Assignment:
Every entry must be output exactly as it is written.

Records for the task:
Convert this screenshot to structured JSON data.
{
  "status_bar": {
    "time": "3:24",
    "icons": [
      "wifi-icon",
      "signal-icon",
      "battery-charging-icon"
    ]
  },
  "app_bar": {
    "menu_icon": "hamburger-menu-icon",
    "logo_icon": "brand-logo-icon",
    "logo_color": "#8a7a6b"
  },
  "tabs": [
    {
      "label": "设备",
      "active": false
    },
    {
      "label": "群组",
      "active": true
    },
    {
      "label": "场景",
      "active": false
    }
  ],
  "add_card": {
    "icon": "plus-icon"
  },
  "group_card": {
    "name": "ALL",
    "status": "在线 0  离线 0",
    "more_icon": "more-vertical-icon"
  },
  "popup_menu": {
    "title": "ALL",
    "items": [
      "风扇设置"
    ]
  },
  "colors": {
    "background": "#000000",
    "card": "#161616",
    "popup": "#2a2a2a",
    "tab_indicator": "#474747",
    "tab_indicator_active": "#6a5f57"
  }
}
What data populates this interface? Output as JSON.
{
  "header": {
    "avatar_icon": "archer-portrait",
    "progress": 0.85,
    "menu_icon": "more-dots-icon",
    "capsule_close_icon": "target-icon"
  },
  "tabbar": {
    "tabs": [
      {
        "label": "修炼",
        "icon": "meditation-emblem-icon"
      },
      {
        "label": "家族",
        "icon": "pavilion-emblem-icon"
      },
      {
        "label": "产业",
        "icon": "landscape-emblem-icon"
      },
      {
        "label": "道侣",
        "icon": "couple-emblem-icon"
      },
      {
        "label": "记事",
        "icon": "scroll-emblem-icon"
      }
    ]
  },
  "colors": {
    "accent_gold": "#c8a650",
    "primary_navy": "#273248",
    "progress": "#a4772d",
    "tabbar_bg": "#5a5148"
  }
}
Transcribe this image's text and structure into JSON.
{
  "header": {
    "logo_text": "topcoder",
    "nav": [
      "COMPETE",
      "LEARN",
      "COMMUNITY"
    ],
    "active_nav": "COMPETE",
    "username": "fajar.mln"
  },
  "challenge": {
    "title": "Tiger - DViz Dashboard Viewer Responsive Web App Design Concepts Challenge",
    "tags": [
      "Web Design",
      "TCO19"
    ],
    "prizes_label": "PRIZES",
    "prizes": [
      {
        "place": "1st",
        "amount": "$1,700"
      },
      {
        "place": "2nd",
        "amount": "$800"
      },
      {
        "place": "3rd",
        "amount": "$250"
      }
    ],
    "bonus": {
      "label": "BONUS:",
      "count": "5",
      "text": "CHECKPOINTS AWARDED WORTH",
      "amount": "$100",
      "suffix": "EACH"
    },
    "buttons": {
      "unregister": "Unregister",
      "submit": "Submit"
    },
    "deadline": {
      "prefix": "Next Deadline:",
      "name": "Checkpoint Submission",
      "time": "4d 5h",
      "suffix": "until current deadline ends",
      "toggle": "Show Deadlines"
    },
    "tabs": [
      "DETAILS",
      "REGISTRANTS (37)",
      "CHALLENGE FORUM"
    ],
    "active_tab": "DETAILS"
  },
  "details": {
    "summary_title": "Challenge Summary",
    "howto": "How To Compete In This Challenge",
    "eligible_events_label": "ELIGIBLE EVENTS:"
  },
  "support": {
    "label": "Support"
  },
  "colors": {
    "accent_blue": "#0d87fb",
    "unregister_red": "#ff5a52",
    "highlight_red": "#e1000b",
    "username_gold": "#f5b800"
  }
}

Solution:
Convert this screenshot to structured JSON data.
{
  "status_bar": {
    "time": "3:24",
    "icons": [
      "wifi-icon",
      "signal-icon",
      "battery-charging-icon"
    ]
  },
  "app_bar": {
    "menu_icon": "hamburger-menu-icon",
    "logo_icon": "brand-logo-icon",
    "logo_color": "#8a7a6b"
  },
  "tabs": [
    {
      "label": "设备",
      "active": false
    },
    {
      "label": "群组",
      "active": true
    },
    {
      "label": "场景",
      "active": false
    }
  ],
  "add_card": {
    "icon": "plus-icon"
  },
  "group_card": {
    "name": "ALL",
    "status": "在线 0  离线 0",
    "more_icon": "more-vertical-icon"
  },
  "popup_menu": {
    "title": "ALL",
    "items": [
      "风扇设置"
    ]
  },
  "colors": {
    "background": "#000000",
    "card": "#161616",
    "popup": "#2a2a2a",
    "tab_indicator": "#474747",
    "tab_indicator_active": "#6a5f57"
  }
}
What data populates this interface? Output as JSON.
{
  "header": {
    "avatar_icon": "archer-portrait",
    "progress": 0.85,
    "menu_icon": "more-dots-icon",
    "capsule_close_icon": "target-icon"
  },
  "tabbar": {
    "tabs": [
      {
        "label": "修炼",
        "icon": "meditation-emblem-icon"
      },
      {
        "label": "家族",
        "icon": "pavilion-emblem-icon"
      },
      {
        "label": "产业",
        "icon": "landscape-emblem-icon"
      },
      {
        "label": "道侣",
        "icon": "couple-emblem-icon"
      },
      {
        "label": "记事",
        "icon": "scroll-emblem-icon"
      }
    ]
  },
  "colors": {
    "accent_gold": "#c8a650",
    "primary_navy": "#273248",
    "progress": "#a4772d",
    "tabbar_bg": "#5a5148"
  }
}
Transcribe this image's text and structure into JSON.
{
  "header": {
    "logo_text": "topcoder",
    "nav": [
      "COMPETE",
      "LEARN",
      "COMMUNITY"
    ],
    "active_nav": "COMPETE",
    "username": "fajar.mln"
  },
  "challenge": {
    "title": "Tiger - DViz Dashboard Viewer Responsive Web App Design Concepts Challenge",
    "tags": [
      "Web Design",
      "TCO19"
    ],
    "prizes_label": "PRIZES",
    "prizes": [
      {
        "place": "1st",
        "amount": "$1,700"
      },
      {
        "place": "2nd",
        "amount": "$800"
      },
      {
        "place": "3rd",
        "amount": "$250"
      }
    ],
    "bonus": {
      "label": "BONUS:",
      "count": "5",
      "text": "CHECKPOINTS AWARDED WORTH",
      "amount": "$100",
      "suffix": "EACH"
    },
    "buttons": {
      "unregister": "Unregister",
      "submit": "Submit"
    },
    "deadline": {
      "prefix": "Next Deadline:",
      "name": "Checkpoint Submission",
      "time": "4d 5h",
      "suffix": "until current deadline ends",
      "toggle": "Show Deadlines"
    },
    "tabs": [
      "DETAILS",
      "REGISTRANTS (37)",
      "CHALLENGE FORUM"
    ],
    "active_tab": "DETAILS"
  },
  "details": {
    "summary_title": "Challenge Summary",
    "howto": "How To Compete In This Challenge",
    "eligible_events_label": "ELIGIBLE EVENTS:"
  },
  "support": {
    "label": "Support"
  },
  "colors": {
    "accent_blue": "#0d87fb",
    "unregister_red": "#ff5a52",
    "highlight_red": "#e1000b",
    "username_gold": "#f5b800"
  }
}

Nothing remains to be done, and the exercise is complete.